In a proposal sent to the Prime Minister in mid-August, the Board for Private Economic Development Research (IV Board) of the Government Advisory Council for Reforming Administrative Procedures proposed to relax the credit limit for small and medium-sized enterprises ( SMEs). Such a crunch through the State Bank of Vietnam (SBV) not only affects real estate businesses, but also affects capital flows from local manufacturers.
Numerous difficulties in approaching credit were cited by the IV Board after regular surveys of 16 associations, including those involved in steel, timber, electronics, motor vehicles, logistics and Vietnamese Association of Seafood Exporters and Producers (VASEP).
Nguyen Hoai Nam, Deputy Secretary General of VASEP, said that despite seafood producers’ positive performance and export value in the first half of the year, they face many problems.
“As supply chains continue to be interrupted and transportation and material costs increase, if the selling price of seafood products increases, we cannot maintain export markets and stocks increase. . In this country, bank credit is tightening. Unless companies get loans from banks, they cannot continue their operations,” Nam said.
The situation would be common to most sectors. In construction companies, lack of capital and credit crunch lead to many burdens.
“In construction, unpaid debts are common due to complicated acceptance and disbursement procedures. Without approaching credit loans from banks, contractors have no money to advance for workers and materials while they wait. disbursement from investors,” said Nguyen Quoc Hiep, chairman of the Vietnam Construction Contractors Association.
Business association representatives are grappling with lack of working capital due to the prolonged pandemic and very little income while having to pay debts, interest on bank loans and other costs to maintain and operate the business, in addition to increased input costs for manufacturing.
VASEP’s Nam said they are facing a drop in the number of exit orders. Tighter global financial conditions and supply chain disruptions have reduced growth prospects for the global economy, so demand for Vietnamese exports is much weaker in many markets.
“Additionally, currencies like the yen and the euro are currently in trouble, so companies exporting to the EU or Japan suffer disadvantages due to receiving foreign currencies that are devaluing sharply,” added Name.
According to the Ministry of Planning and Investment (MPI), the private sector is about to recover. The number of newly created businesses and businesses resuming operations increased sharply in the first seven months of 2022, to around 89,400 (up 17.9% year-on-year), and more than 44,300 businesses have resumed operations (up 49.7% YoY), respectively. However, they still need a support raft.

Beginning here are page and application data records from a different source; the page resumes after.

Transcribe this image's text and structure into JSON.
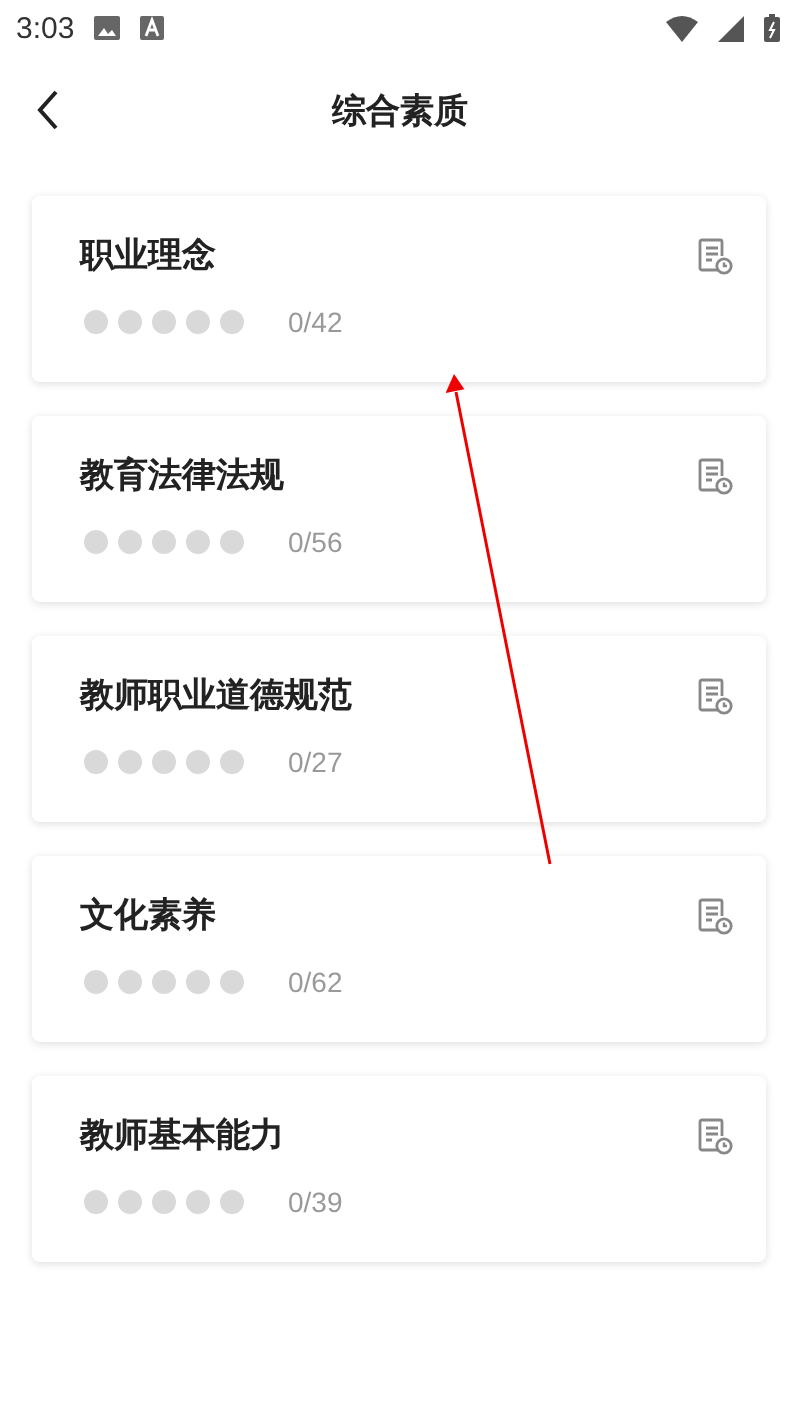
{
  "status_bar": {
    "time": "3:03"
  },
  "header": {
    "title": "综合素质"
  },
  "categories": [
    {
      "title": "职业理念",
      "stars": 0,
      "count": "0/42"
    },
    {
      "title": "教育法律法规",
      "stars": 0,
      "count": "0/56"
    },
    {
      "title": "教师职业道德规范",
      "stars": 0,
      "count": "0/27"
    },
    {
      "title": "文化素养",
      "stars": 0,
      "count": "0/62"
    },
    {
      "title": "教师基本能力",
      "stars": 0,
      "count": "0/39"
    }
  ]
}
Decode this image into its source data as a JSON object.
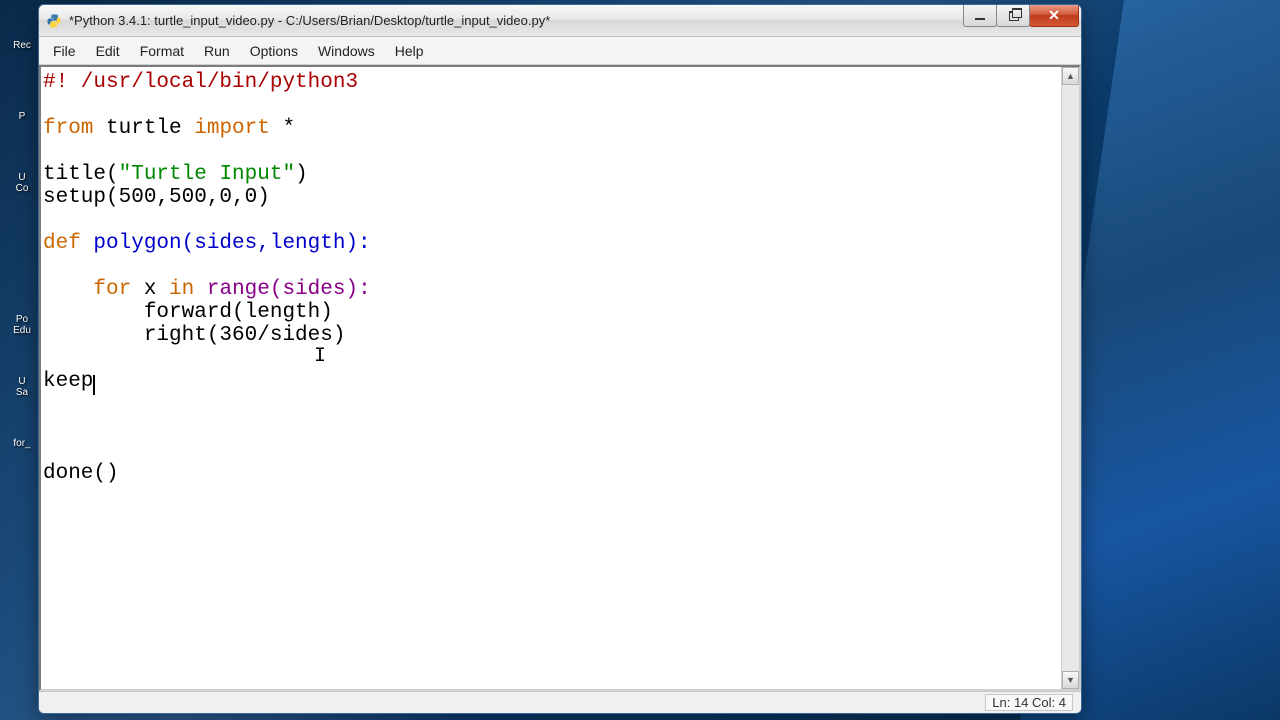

Nam added that SMEs find it difficult to approach loans because their collateral is weak and banks often do not prioritize them. Cash flow is also weak and unstable, which prevents companies from meeting banks’ conditions to access loans, preferential loans and other support for SMEs.
“Even for businesses that don’t struggle with these issues, in the current environment where the SBV tightly controls credit growth targets, commercial banks no longer have room for business lending,” Nam explained. .
The IV Board has reported to the government that many SMEs and business households, which account for 98% of total ongoing businesses, will go bankrupt due to lack of money for employees and capital for operations and investments.
“SMEs play the role of satellite enterprises supporting large enterprises in the process of implementing the country’s key projects,” said Truong Gia Binh, Chairman of FPT Group and Head of IV Board.
“Therefore, it is necessary to control the inflation rate reasonably to loosen the credit line and support businesses. Otherwise, there will be a scenario that these companies will go bankrupt next year, leading to an economic recession. It is more dangerous than inflation,” Binh stressed.
According to the latest data announced by the SBV, credit growth for the entire banking sector at the end of July reached 9.27% compared to the end of 2021 and increased by 16.61% year on year, although more than the 6.47% of the first seven months of last year
The IV Board has proposed that the government maintain business support policies in terms of taxes, fees and credits, to reduce the cost burden on business. In addition, the implementation and disbursement of economic stimulus programs should be accelerated, including the VND 40 trillion ($1.74 billion) additional interest compensation program and the investment program in infrastructure development worth VND 113 trillion ($4.9 billion) to create better conditions for economic recovery.
This council also proposed to the SBV to raise the credit growth ceiling for commercial banks to promote the production and service sectors.